Tell us about what AWEA is doing in the wind energy supply chain area.
AWEA has had an active supply chain initiative in place since early 2008. A report from the U.S. Department of Energy called “20% Wind Energy by 2030,” which can be downloaded at www.20percentwind.org, identified supply chain issues—the manufacturing capacity to produce wind turbines and turbine components—as one of the major challenges facing the wind energy industry’s growth in the coming years. So AWEA has made it a priority and spent considerable resources focusing on encouraging wind turbine and component manufacturing, as well as services, transportation, and installation of wind turbine components. The scope of our initiative covers all aspects of the supply chain, from raw materials through completion of installation and commissioning of the wind turbine.
We also recently increased our outreach to our businesses in the supply chain, engaging directly with current and potential members to answer questions and provide information about industry trends and expectations. AWEA has multiple working groups that serve to provide technical support by bringing participants together to identify issues affecting the industry and working to reach consensus on the action needed to move forward. Two of those working groups include the AWEA Transportation & Logistics Working Group and the AWEA Manufacturing Working Group.
How is AWEA helping members learn about and address supply chain issues?

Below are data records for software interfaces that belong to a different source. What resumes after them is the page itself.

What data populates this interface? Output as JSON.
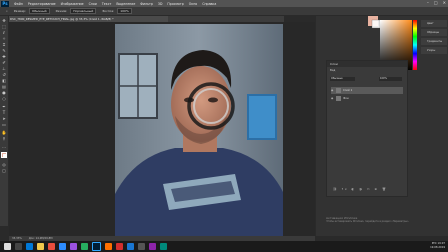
{
  "app": {
    "name": "Ps"
  },
  "menu": [
    "Файл",
    "Редактирование",
    "Изображение",
    "Слои",
    "Текст",
    "Выделение",
    "Фильтр",
    "3D",
    "Просмотр",
    "Окно",
    "Справка"
  ],
  "window_controls": [
    "–",
    "□",
    "✕"
  ],
  "options": {
    "size_label": "Размер:",
    "size_value": "Обычный",
    "mode_label": "Режим:",
    "mode_value": "Нормальный",
    "exposure_label": "Экспоз:",
    "exposure_value": "100%"
  },
  "document_tab": "DSC_7890_RESIZED_EYE_RETOUCH_FINAL.jpg @ 33,3% (Слой 1, RGB/8) *",
  "tools": [
    "move",
    "marquee",
    "lasso",
    "wand",
    "crop",
    "eyedropper",
    "heal",
    "brush",
    "stamp",
    "history",
    "eraser",
    "gradient",
    "blur",
    "dodge",
    "pen",
    "type",
    "path",
    "shape",
    "hand",
    "zoom"
  ],
  "right_icons": [
    "Цвет",
    "Образцы",
    "Градиенты",
    "Узоры"
  ],
  "layers": {
    "title": "Слои",
    "filter_label": "Вид",
    "blend": "Обычные",
    "opacity": "100%",
    "items": [
      {
        "name": "Слой 1",
        "selected": true
      },
      {
        "name": "Фон",
        "selected": false
      }
    ]
  },
  "watermark": {
    "line1": "Активация Windows",
    "line2": "Чтобы активировать Windows, перейдите в раздел «Параметры»."
  },
  "status": {
    "zoom": "33,33%",
    "doc": "Док: 14,9M/29,8M"
  },
  "taskbar": {
    "time": "19:07",
    "date": "19.08.2019",
    "lang": "РУС"
  },
  "colors": {
    "accent": "#31a8ff",
    "fg_color": "#e8b2a0"
  }
}
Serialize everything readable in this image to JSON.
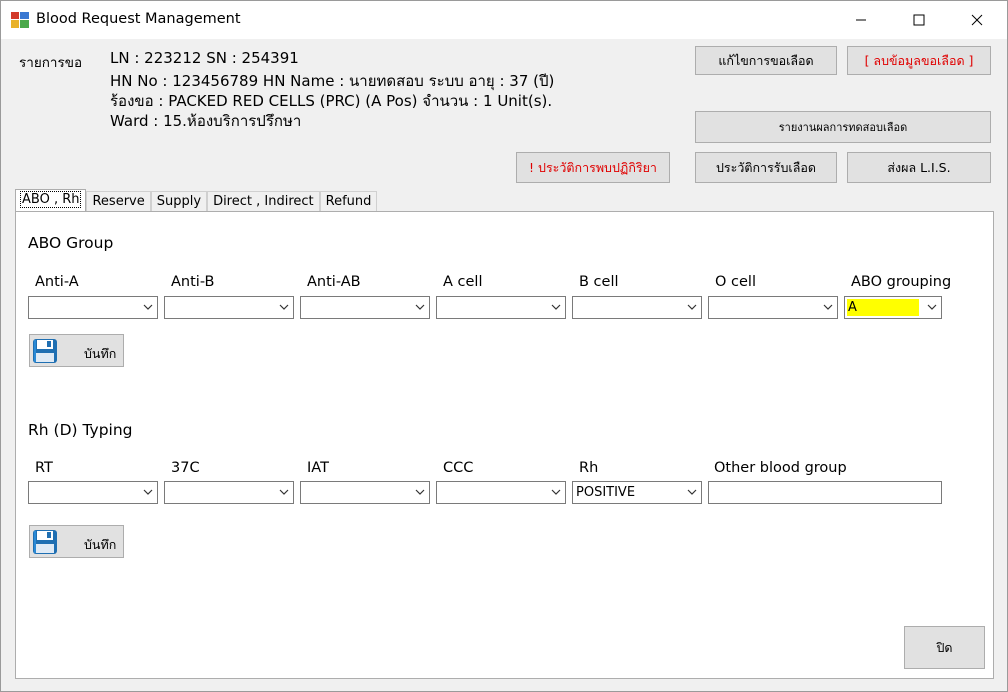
{
  "window": {
    "title": "Blood Request Management",
    "minimize_glyph": "—",
    "maximize_glyph": "☐",
    "close_glyph": "✕"
  },
  "request": {
    "label": "รายการขอ",
    "line1": "LN : 223212   SN : 254391",
    "line2": "HN No : 123456789    HN Name : นายทดสอบ  ระบบ     อายุ : 37 (ปี)",
    "line3": "ร้องขอ : PACKED RED CELLS (PRC)     (A Pos)     จำนวน : 1 Unit(s).",
    "line4": "Ward : 15.ห้องบริการปรึกษา"
  },
  "buttons": {
    "edit_request": "แก้ไขการขอเลือด",
    "delete_request": "[ ลบข้อมูลขอเลือด ]",
    "test_report": "รายงานผลการทดสอบเลือด",
    "reaction_history": "! ประวัติการพบปฏิกิริยา",
    "receive_history": "ประวัติการรับเลือด",
    "send_lis": "ส่งผล L.I.S.",
    "close": "ปิด"
  },
  "tabs": [
    {
      "label": "ABO , Rh",
      "active": true
    },
    {
      "label": "Reserve",
      "active": false
    },
    {
      "label": "Supply",
      "active": false
    },
    {
      "label": "Direct , Indirect",
      "active": false
    },
    {
      "label": "Refund",
      "active": false
    }
  ],
  "abo": {
    "title": "ABO Group",
    "columns": [
      {
        "label": "Anti-A",
        "value": ""
      },
      {
        "label": "Anti-B",
        "value": ""
      },
      {
        "label": "Anti-AB",
        "value": ""
      },
      {
        "label": "A cell",
        "value": ""
      },
      {
        "label": "B cell",
        "value": ""
      },
      {
        "label": "O cell",
        "value": ""
      },
      {
        "label": "ABO grouping",
        "value": "A"
      }
    ],
    "save_label": "บันทึก"
  },
  "rh": {
    "title": "Rh (D) Typing",
    "columns": [
      {
        "label": "RT",
        "value": ""
      },
      {
        "label": "37C",
        "value": ""
      },
      {
        "label": "IAT",
        "value": ""
      },
      {
        "label": "CCC",
        "value": ""
      },
      {
        "label": "Rh",
        "value": "POSITIVE"
      }
    ],
    "other_label": "Other blood group",
    "other_value": "",
    "save_label": "บันทึก"
  },
  "colors": {
    "highlight": "#ffff00",
    "warning_text": "#e00000"
  },
  "icons": {
    "app": "app-icon",
    "save": "floppy-disk-icon",
    "dropdown": "chevron-down-icon"
  }
}
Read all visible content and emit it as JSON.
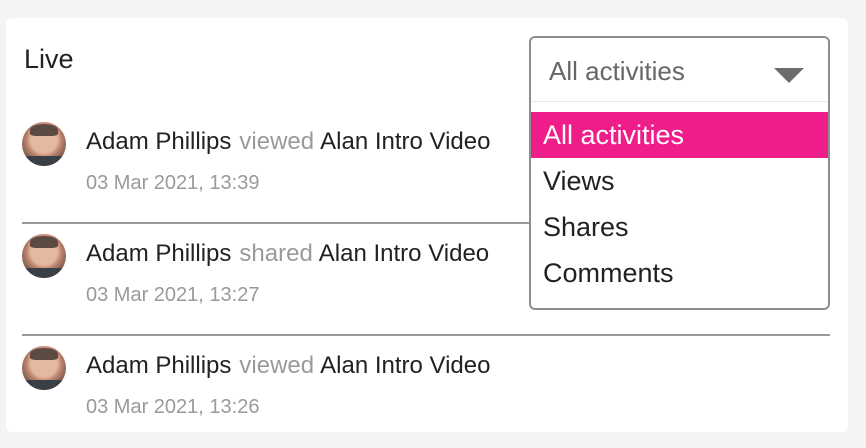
{
  "header": {
    "title": "Live"
  },
  "filter": {
    "selected": "All activities",
    "options": [
      "All activities",
      "Views",
      "Shares",
      "Comments"
    ]
  },
  "activities": [
    {
      "user": "Adam Phillips",
      "action": "viewed",
      "item": "Alan Intro Video",
      "timestamp": "03 Mar 2021, 13:39"
    },
    {
      "user": "Adam Phillips",
      "action": "shared",
      "item": "Alan Intro Video",
      "timestamp": "03 Mar 2021, 13:27"
    },
    {
      "user": "Adam Phillips",
      "action": "viewed",
      "item": "Alan Intro Video",
      "timestamp": "03 Mar 2021, 13:26"
    }
  ],
  "colors": {
    "accent": "#ef1d8a",
    "muted": "#9a9a9a",
    "text": "#222222"
  }
}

Our website provides a wealth of information that’s being expanded as we compile information into fact sheets. AWEA also hosts several regional supply chain conferences each year, in addition to the supply chain track at our annual WINDPOWER Conference and Exhibition. Participation in these programs is not limited to members of AWEA or affiliated organizations, but is open to all interested parties. Additionally, we’re working to increase engagement with other groups such as the Society of Manufacturing Engineers (SME) to develop programs that benefit our mutual members and the industry as a whole. Efforts are underway to develop a series of webcasts to expand the distribution of wind industry information.
What are the primary supply-chain challenges wind energy companies face?

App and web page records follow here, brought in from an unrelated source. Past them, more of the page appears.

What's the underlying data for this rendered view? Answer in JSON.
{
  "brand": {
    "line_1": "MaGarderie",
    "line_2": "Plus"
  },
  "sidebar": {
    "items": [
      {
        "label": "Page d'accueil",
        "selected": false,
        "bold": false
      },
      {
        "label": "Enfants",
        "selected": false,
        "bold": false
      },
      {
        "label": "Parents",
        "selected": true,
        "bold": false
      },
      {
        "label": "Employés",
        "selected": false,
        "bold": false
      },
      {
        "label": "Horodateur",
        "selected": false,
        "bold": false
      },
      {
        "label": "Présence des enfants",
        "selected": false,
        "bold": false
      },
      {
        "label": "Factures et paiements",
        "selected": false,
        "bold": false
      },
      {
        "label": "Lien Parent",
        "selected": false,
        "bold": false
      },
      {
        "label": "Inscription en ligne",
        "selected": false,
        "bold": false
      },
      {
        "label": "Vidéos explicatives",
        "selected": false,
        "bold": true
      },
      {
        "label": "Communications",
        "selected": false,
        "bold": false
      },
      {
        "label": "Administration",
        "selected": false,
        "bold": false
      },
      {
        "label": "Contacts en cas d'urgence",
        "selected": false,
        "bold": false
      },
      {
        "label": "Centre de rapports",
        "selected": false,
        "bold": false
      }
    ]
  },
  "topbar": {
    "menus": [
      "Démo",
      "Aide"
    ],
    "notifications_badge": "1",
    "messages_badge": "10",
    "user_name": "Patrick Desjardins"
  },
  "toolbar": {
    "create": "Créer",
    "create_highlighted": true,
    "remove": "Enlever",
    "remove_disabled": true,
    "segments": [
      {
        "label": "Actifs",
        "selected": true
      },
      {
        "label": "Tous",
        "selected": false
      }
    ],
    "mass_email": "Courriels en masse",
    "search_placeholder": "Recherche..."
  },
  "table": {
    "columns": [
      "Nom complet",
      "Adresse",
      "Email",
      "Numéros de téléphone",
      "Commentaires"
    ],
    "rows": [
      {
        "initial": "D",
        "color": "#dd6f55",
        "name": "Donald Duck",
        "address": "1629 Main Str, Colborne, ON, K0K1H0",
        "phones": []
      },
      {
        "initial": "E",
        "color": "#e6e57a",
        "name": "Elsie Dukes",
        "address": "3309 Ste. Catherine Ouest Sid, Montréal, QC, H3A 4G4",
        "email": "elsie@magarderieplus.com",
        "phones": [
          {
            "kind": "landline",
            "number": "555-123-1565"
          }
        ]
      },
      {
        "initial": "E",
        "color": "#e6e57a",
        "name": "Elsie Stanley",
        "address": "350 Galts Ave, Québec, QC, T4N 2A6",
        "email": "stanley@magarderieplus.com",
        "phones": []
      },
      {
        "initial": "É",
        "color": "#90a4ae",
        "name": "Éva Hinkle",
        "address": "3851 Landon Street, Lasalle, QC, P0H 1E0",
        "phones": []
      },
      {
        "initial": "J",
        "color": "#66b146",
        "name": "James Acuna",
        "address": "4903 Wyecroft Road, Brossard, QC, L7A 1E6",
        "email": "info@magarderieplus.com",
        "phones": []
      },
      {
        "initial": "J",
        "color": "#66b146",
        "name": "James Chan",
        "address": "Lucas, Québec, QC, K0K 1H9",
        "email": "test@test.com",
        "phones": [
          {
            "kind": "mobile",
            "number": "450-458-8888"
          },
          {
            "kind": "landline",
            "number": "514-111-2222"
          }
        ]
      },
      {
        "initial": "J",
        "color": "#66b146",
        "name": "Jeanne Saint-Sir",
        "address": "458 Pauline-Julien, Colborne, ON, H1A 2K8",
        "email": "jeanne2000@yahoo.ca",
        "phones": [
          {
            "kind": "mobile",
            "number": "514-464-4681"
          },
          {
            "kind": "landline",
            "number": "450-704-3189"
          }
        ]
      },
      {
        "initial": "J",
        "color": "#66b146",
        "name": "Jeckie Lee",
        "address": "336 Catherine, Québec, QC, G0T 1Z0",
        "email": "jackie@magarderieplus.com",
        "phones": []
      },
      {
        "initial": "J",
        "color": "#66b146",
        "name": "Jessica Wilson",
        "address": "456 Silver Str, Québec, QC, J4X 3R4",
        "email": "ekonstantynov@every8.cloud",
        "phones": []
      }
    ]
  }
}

For manufacturing, developing a domestic supply chain for nacelle components is a priority for many OEMs, and maintaining competitive pricing in line with offshore suppliers is proving to be difficult. One cause is the lack of integrated forging and foundry facilities dedicated to producing wind components. As the components move from raw material to finished component, they change location and service provider, which adds transportation and handling cost and reduces margins.

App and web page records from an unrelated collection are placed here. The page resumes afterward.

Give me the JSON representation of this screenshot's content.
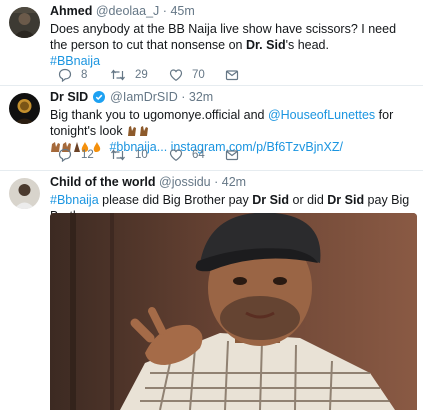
{
  "tweets": [
    {
      "name": "Ahmed",
      "handle": "@deolaa_J",
      "time": "45m",
      "text_a": "Does anybody at the BB Naija live show have scissors?  I need the person to cut that nonsense on ",
      "text_bold": "Dr. Sid",
      "text_b": "'s head.",
      "hashtag": "#BBnaija",
      "replies": "8",
      "retweets": "29",
      "likes": "70"
    },
    {
      "name": "Dr SID",
      "handle": "@IamDrSID",
      "time": "32m",
      "text_a": "Big thank you to ugomonye.official and ",
      "mention": "@HouseofLunettes",
      "text_b": " for tonight's look",
      "hashtag": "#bbnaija...",
      "url": "instagram.com/p/Bf6TzvBjnXZ/",
      "replies": "12",
      "retweets": "10",
      "likes": "64"
    },
    {
      "name": "Child of the world",
      "handle": "@jossidu",
      "time": "42m",
      "hashtag": "#Bbnaija",
      "text_a": " please did Big Brother pay ",
      "bold_1": "Dr Sid",
      "text_b": " or did ",
      "bold_2": "Dr Sid",
      "text_c": " pay Big Brother"
    }
  ],
  "separator": "·",
  "colors": {
    "link": "#1b95e0",
    "meta": "#657786",
    "verified": "#1da1f2"
  }
}
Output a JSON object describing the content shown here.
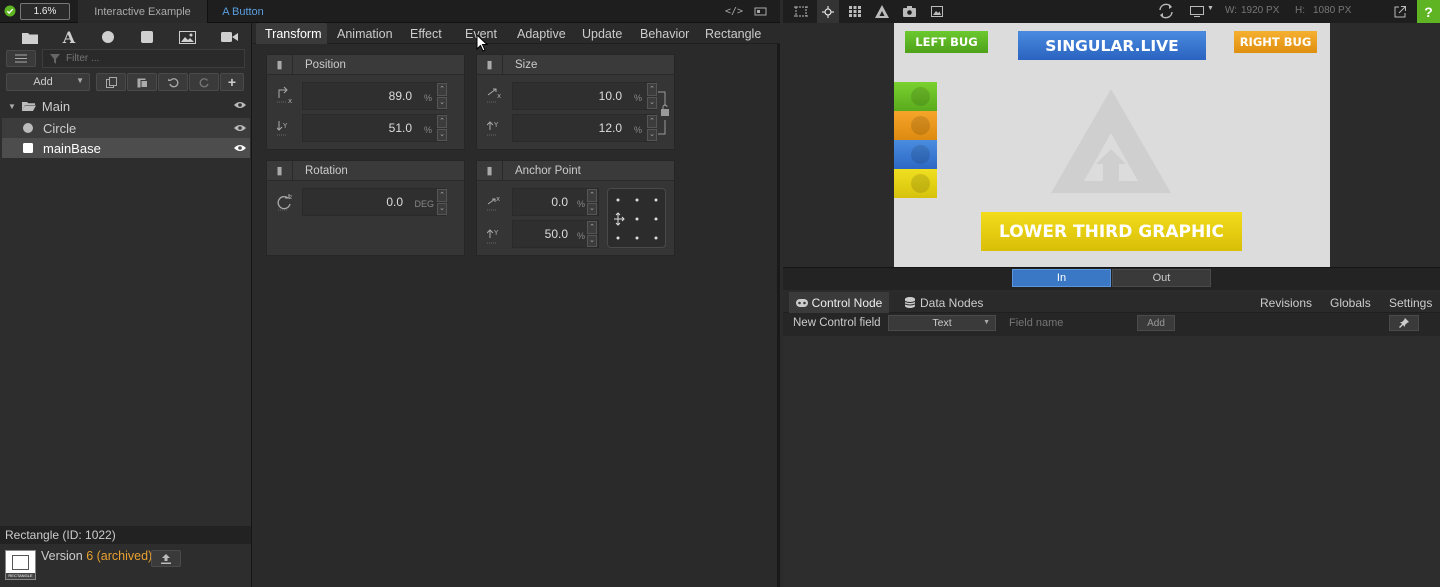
{
  "topbar": {
    "zoom": "1.6%",
    "breadcrumb": [
      "Interactive Example",
      "A Button"
    ],
    "code_icon": "</>"
  },
  "left": {
    "filter_placeholder": "Filter ...",
    "add_label": "Add",
    "tree": [
      {
        "name": "Main",
        "expanded": true
      },
      {
        "name": "Circle"
      },
      {
        "name": "mainBase",
        "selected": true
      }
    ],
    "footer_title": "Rectangle (ID: 1022)",
    "version_label": "Version",
    "version_value": "6 (archived)",
    "thumb_label": "RECTANGLE"
  },
  "tabs": [
    "Transform",
    "Animation",
    "Effect",
    "Event",
    "Adaptive",
    "Update",
    "Behavior",
    "Rectangle"
  ],
  "panels": {
    "position": {
      "title": "Position",
      "x": "89.0",
      "y": "51.0",
      "unit": "%"
    },
    "size": {
      "title": "Size",
      "w": "10.0",
      "h": "12.0",
      "unit": "%"
    },
    "rotation": {
      "title": "Rotation",
      "value": "0.0",
      "unit": "DEG"
    },
    "anchor": {
      "title": "Anchor Point",
      "x": "0.0",
      "y": "50.0",
      "unit": "%"
    }
  },
  "right": {
    "w_label": "W:",
    "w_value": "1920 PX",
    "h_label": "H:",
    "h_value": "1080 PX",
    "help": "?",
    "canvas": {
      "left_bug": "LEFT BUG",
      "title": "SINGULAR.LIVE",
      "right_bug": "RIGHT BUG",
      "lower_third": "LOWER THIRD GRAPHIC"
    },
    "in_label": "In",
    "out_label": "Out",
    "control_tabs": [
      "Control Node",
      "Data Nodes"
    ],
    "control_right": [
      "Revisions",
      "Globals",
      "Settings"
    ],
    "new_field_label": "New Control field",
    "type_select": "Text",
    "field_name_placeholder": "Field name",
    "add_button": "Add"
  },
  "colors": {
    "accent_green": "#5fb424",
    "canvas_bg": "#dcdcdc",
    "title_blue": "#2f6fd0",
    "bug_orange": "#f0a020",
    "lower_yellow": "#e8cf12",
    "in_blue": "#3a78c6"
  }
}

Another cause is the open capacity that exists due to the drop in orders worldwide. For transportation there is a shortage of cartage equipment, particularly the specialized trailers and rail cars needed to move components and erection equipment. As the number of turbine installations increases annually, demand will outpace supply, yet investments aren’t being made due to market uncertainty. For installation, heavy lift equipment availability has been and will continue to be a challenge, and with few OEMs supplying the world scaling up output is difficult. As hub heights and component weight increase, larger cranes will be required. In coming years the construction of new coal and nuclear plants will create competition for the available rigs.
A primary cause of these challenges is the lack of a national energy policy. The number of installations has been affected as the wind energy Production Tax Credit (PTC) toggles on and off. Without a continuous market, companies have been reluctant to make major investments in assets that would be underutilized. AWEA is lobbying for a Renewable Electricity Standard as a means to provide long-term market stability and predictable demand from a national level, which would provide the necessary signal for investment in the manufacturing sector to address these issues.